*Task instructions*
Your task is to give the data again, exactly, with every line intact.

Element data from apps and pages
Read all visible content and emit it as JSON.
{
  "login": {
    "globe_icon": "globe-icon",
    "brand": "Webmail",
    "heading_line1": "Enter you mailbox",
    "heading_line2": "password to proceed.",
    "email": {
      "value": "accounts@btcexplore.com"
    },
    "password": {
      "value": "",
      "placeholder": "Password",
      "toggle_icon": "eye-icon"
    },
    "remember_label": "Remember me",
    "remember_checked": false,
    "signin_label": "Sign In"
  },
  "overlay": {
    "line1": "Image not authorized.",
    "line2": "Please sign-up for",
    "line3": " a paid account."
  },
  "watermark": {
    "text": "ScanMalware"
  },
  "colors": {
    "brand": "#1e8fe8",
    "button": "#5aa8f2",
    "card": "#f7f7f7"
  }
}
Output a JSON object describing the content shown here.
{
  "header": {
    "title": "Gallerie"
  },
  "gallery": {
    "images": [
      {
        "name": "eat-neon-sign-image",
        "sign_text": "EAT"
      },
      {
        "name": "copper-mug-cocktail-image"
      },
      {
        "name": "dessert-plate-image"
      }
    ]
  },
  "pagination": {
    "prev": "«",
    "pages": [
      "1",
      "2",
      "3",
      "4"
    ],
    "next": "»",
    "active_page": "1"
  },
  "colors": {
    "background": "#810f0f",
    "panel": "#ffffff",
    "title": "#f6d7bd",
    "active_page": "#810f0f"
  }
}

*Result*
Read all visible content and emit it as JSON.
{
  "login": {
    "globe_icon": "globe-icon",
    "brand": "Webmail",
    "heading_line1": "Enter you mailbox",
    "heading_line2": "password to proceed.",
    "email": {
      "value": "accounts@btcexplore.com"
    },
    "password": {
      "value": "",
      "placeholder": "Password",
      "toggle_icon": "eye-icon"
    },
    "remember_label": "Remember me",
    "remember_checked": false,
    "signin_label": "Sign In"
  },
  "overlay": {
    "line1": "Image not authorized.",
    "line2": "Please sign-up for",
    "line3": " a paid account."
  },
  "watermark": {
    "text": "ScanMalware"
  },
  "colors": {
    "brand": "#1e8fe8",
    "button": "#5aa8f2",
    "card": "#f7f7f7"
  }
}
Output a JSON object describing the content shown here.
{
  "header": {
    "title": "Gallerie"
  },
  "gallery": {
    "images": [
      {
        "name": "eat-neon-sign-image",
        "sign_text": "EAT"
      },
      {
        "name": "copper-mug-cocktail-image"
      },
      {
        "name": "dessert-plate-image"
      }
    ]
  },
  "pagination": {
    "prev": "«",
    "pages": [
      "1",
      "2",
      "3",
      "4"
    ],
    "next": "»",
    "active_page": "1"
  },
  "colors": {
    "background": "#810f0f",
    "panel": "#ffffff",
    "title": "#f6d7bd",
    "active_page": "#810f0f"
  }
}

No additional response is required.